- What is expected
Show the lines below that contain the string "Permissions".

[Dataset rows describing interfaces]
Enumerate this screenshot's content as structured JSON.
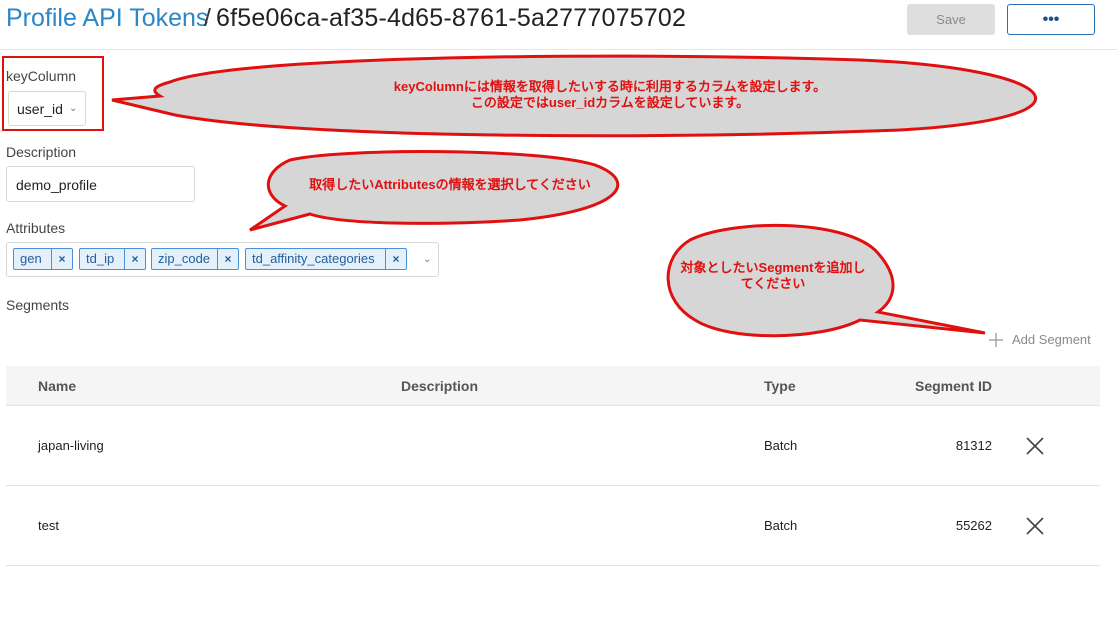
{
  "header": {
    "breadcrumb_link": "Profile API Tokens",
    "separator": "/",
    "token_id": "6f5e06ca-af35-4d65-8761-5a2777075702",
    "save_label": "Save",
    "more_label": "•••"
  },
  "form": {
    "key_column_label": "keyColumn",
    "key_column_value": "user_id",
    "description_label": "Description",
    "description_value": "demo_profile",
    "attributes_label": "Attributes",
    "attributes": [
      "gen",
      "td_ip",
      "zip_code",
      "td_affinity_categories"
    ],
    "tag_remove_glyph": "×",
    "segments_label": "Segments",
    "add_segment_label": "Add Segment"
  },
  "table": {
    "headers": [
      "Name",
      "Description",
      "Type",
      "Segment ID"
    ],
    "rows": [
      {
        "name": "japan-living",
        "description": "",
        "type": "Batch",
        "segment_id": "81312"
      },
      {
        "name": "test",
        "description": "",
        "type": "Batch",
        "segment_id": "55262"
      }
    ]
  },
  "annotations": {
    "key_column_note_1": "keyColumnには情報を取得したいする時に利用するカラムを設定します。",
    "key_column_note_2": "この設定ではuser_idカラムを設定しています。",
    "attributes_note": "取得したいAttributesの情報を選択してください",
    "segment_note_1": "対象としたいSegmentを追加し",
    "segment_note_2": "てください",
    "color": "#e01010",
    "bubble_fill": "#d6d6d6"
  }
}
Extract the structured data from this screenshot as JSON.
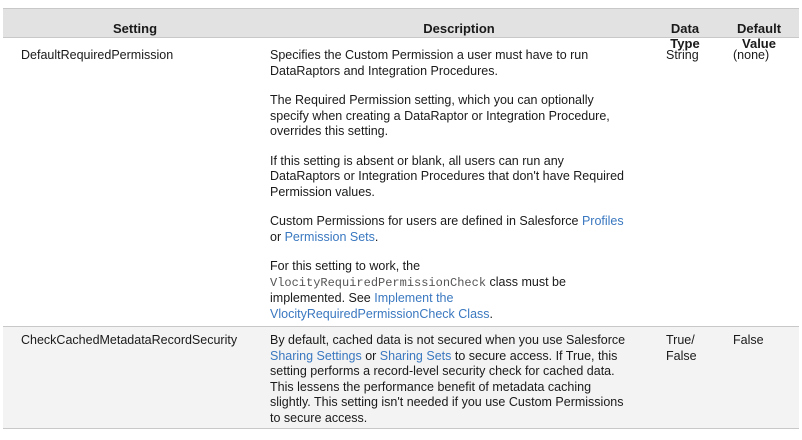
{
  "columns": {
    "setting": "Setting",
    "description": "Description",
    "data_type": [
      "Data",
      "Type"
    ],
    "default_value": [
      "Default",
      "Value"
    ]
  },
  "rows": [
    {
      "setting": "DefaultRequiredPermission",
      "data_type": "String",
      "default_value": "(none)",
      "paragraphs": [
        {
          "lines": [
            "Specifies the Custom Permission a user must have to run",
            "DataRaptors and Integration Procedures."
          ]
        },
        {
          "lines": [
            "The Required Permission setting, which you can optionally",
            "specify when creating a DataRaptor or Integration Procedure,",
            "overrides this setting."
          ]
        },
        {
          "lines": [
            "If this setting is absent or blank, all users can run any",
            "DataRaptors or Integration Procedures that don't have Required",
            "Permission values."
          ]
        },
        {
          "line1_text": "Custom Permissions for users are defined in Salesforce ",
          "line1_link": "Profiles",
          "line2_prefix": "or ",
          "line2_link": "Permission Sets",
          "line2_suffix": "."
        },
        {
          "line1": "For this setting to work, the",
          "code": "VlocityRequiredPermissionCheck",
          "code_suffix": " class must be",
          "line3_text": "implemented. See ",
          "line3_link": "Implement the",
          "line4_link": "VlocityRequiredPermissionCheck Class",
          "line4_suffix": "."
        }
      ]
    },
    {
      "setting": "CheckCachedMetadataRecordSecurity",
      "data_type": [
        "True/",
        "False"
      ],
      "default_value": "False",
      "desc": {
        "line1": "By default, cached data is not secured when you use Salesforce",
        "link_a": "Sharing Settings",
        "mid_a": " or ",
        "link_b": "Sharing Sets",
        "mid_b": " to secure access. If True, this",
        "line3": "setting performs a record-level security check for cached data.",
        "line4": "This lessens the performance benefit of metadata caching",
        "line5": "slightly. This setting isn't needed if you use Custom Permissions",
        "line6": "to secure access."
      }
    }
  ],
  "colors": {
    "header_bg": "#e2e2e2",
    "alt_row_bg": "#f3f3f3",
    "link": "#3a78c0",
    "border": "#c8c8c8"
  }
}
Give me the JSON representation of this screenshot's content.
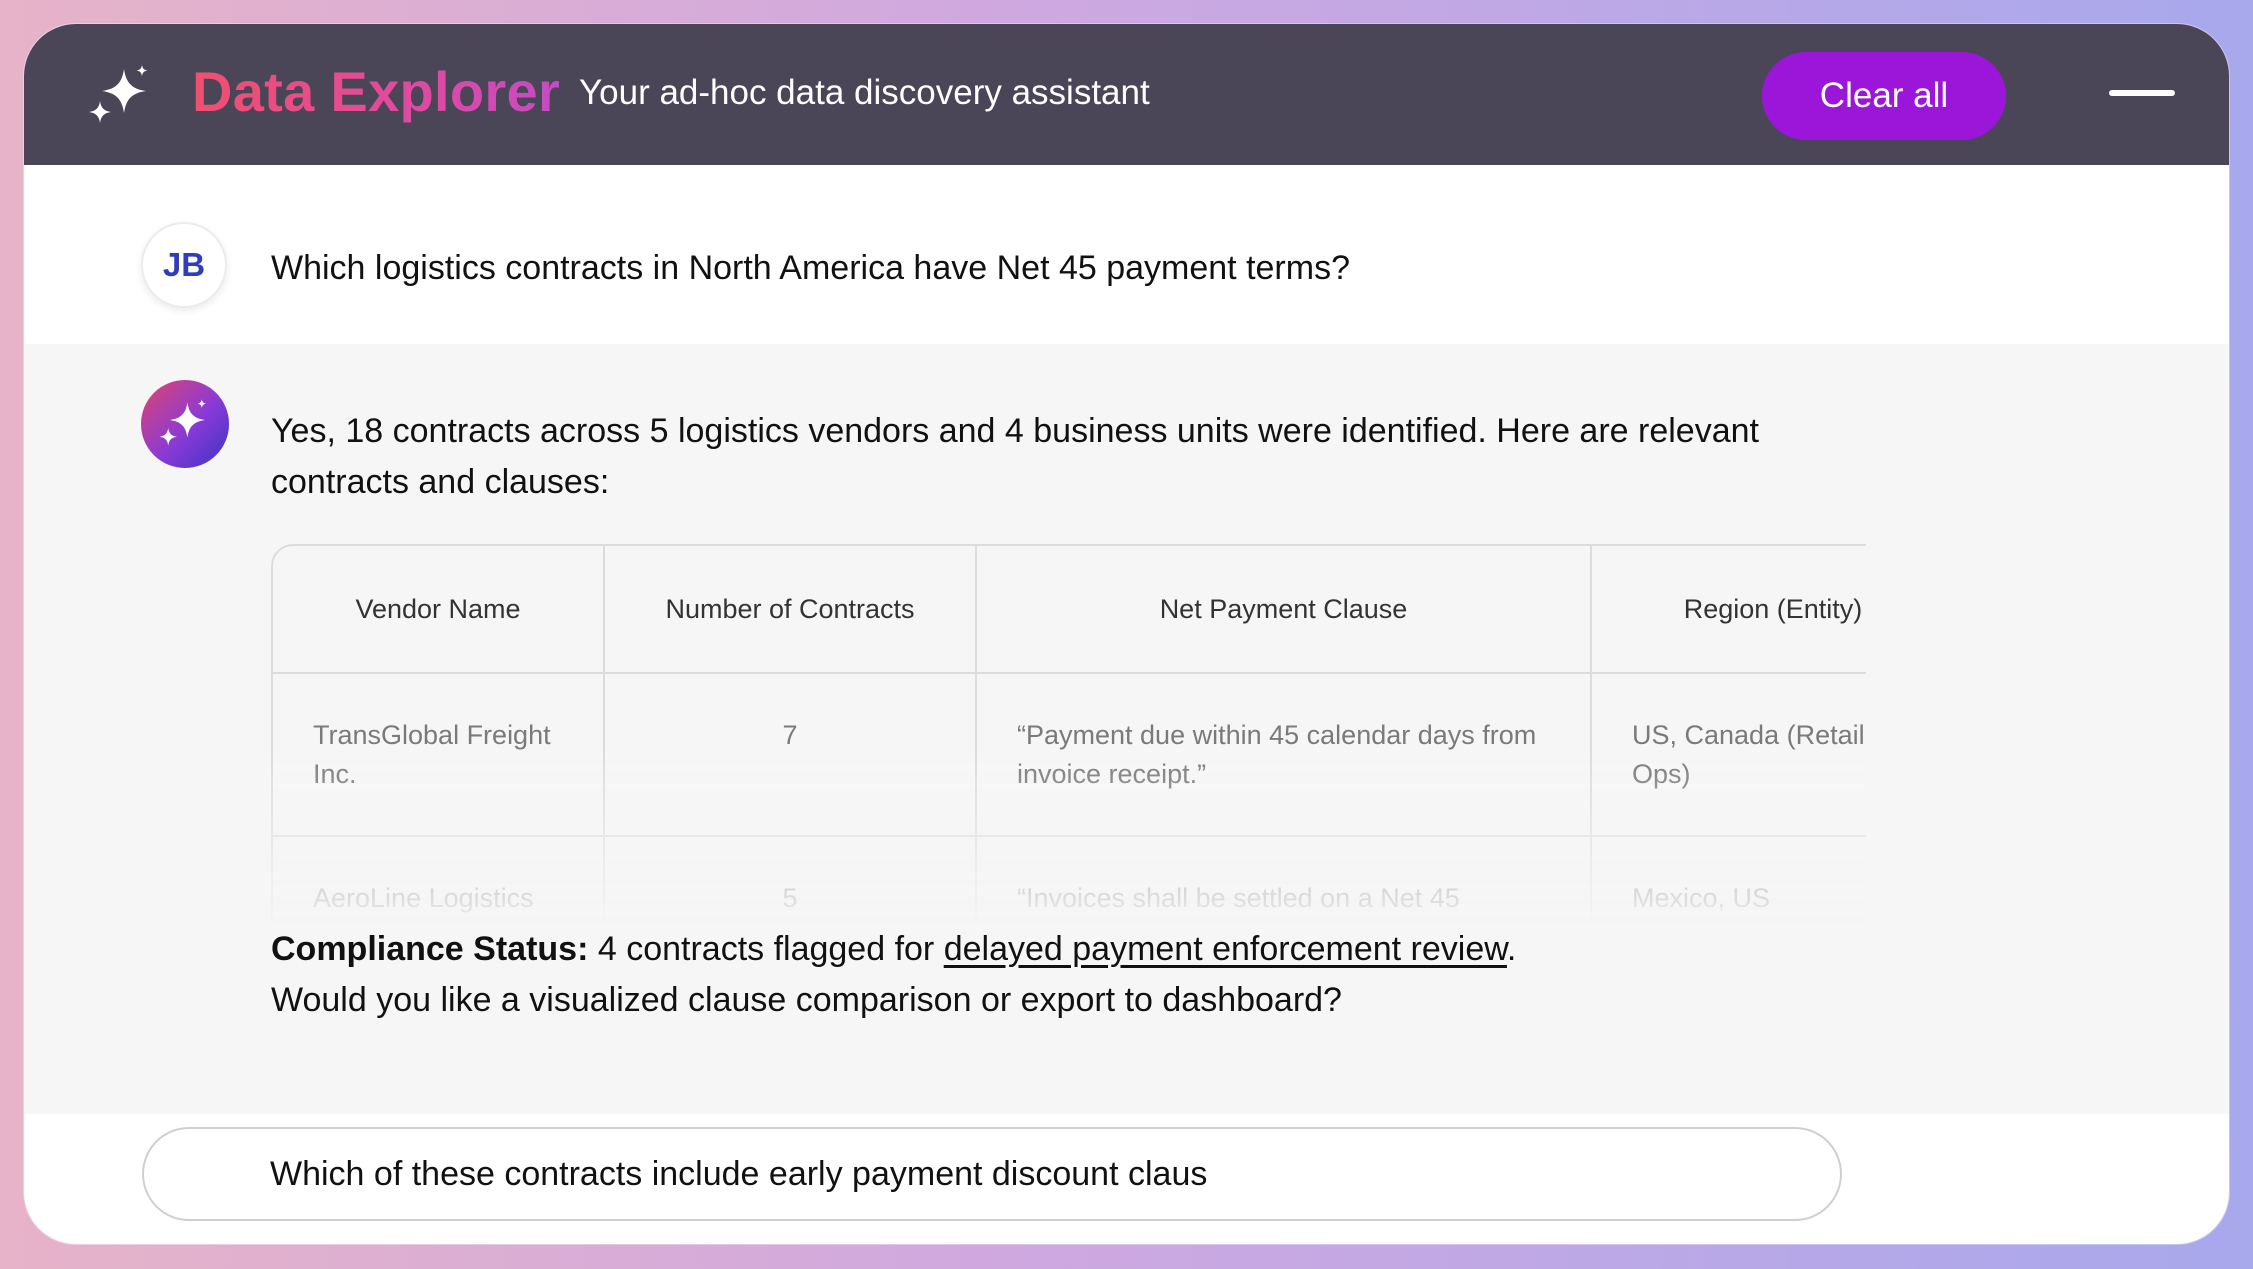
{
  "header": {
    "brand": "Data Explorer",
    "tagline": "Your ad-hoc data discovery assistant",
    "clear_label": "Clear all",
    "logo_icon": "sparkle-icon",
    "menu_icon": "menu-icon"
  },
  "conversation": {
    "user": {
      "initials": "JB",
      "message": "Which logistics contracts in North America have Net 45 payment terms?"
    },
    "assistant": {
      "avatar_icon": "sparkle-icon",
      "message": "Yes, 18 contracts across 5 logistics vendors and 4 business units were identified. Here are relevant contracts and clauses:",
      "table": {
        "columns": [
          "Vendor Name",
          "Number of Contracts",
          "Net Payment Clause",
          "Region (Entity)"
        ],
        "rows": [
          [
            "TransGlobal Freight Inc.",
            "7",
            "“Payment due within 45 calendar days from invoice receipt.”",
            "US, Canada (Retail Ops)"
          ],
          [
            "AeroLine Logistics",
            "5",
            "“Invoices shall be settled on a Net 45",
            "Mexico, US"
          ]
        ]
      },
      "compliance_label": "Compliance Status:",
      "compliance_text": " 4 contracts flagged for ",
      "compliance_link": "delayed payment enforcement review",
      "compliance_end": ".",
      "followup": "Would you like a visualized clause comparison or export to dashboard?"
    }
  },
  "composer": {
    "value": "Which of these contracts include early payment discount claus"
  },
  "colors": {
    "header_bg": "#4a4658",
    "accent_button": "#9b16d8",
    "brand_gradient_start": "#f0506e",
    "brand_gradient_end": "#c44bc6",
    "initials": "#2f3db8"
  }
}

- Written reply
          "line1_text": "Custom Permissions for users are defined in Salesforce ",
        "line5": "slightly. This setting isn't needed if you use Custom Permissions",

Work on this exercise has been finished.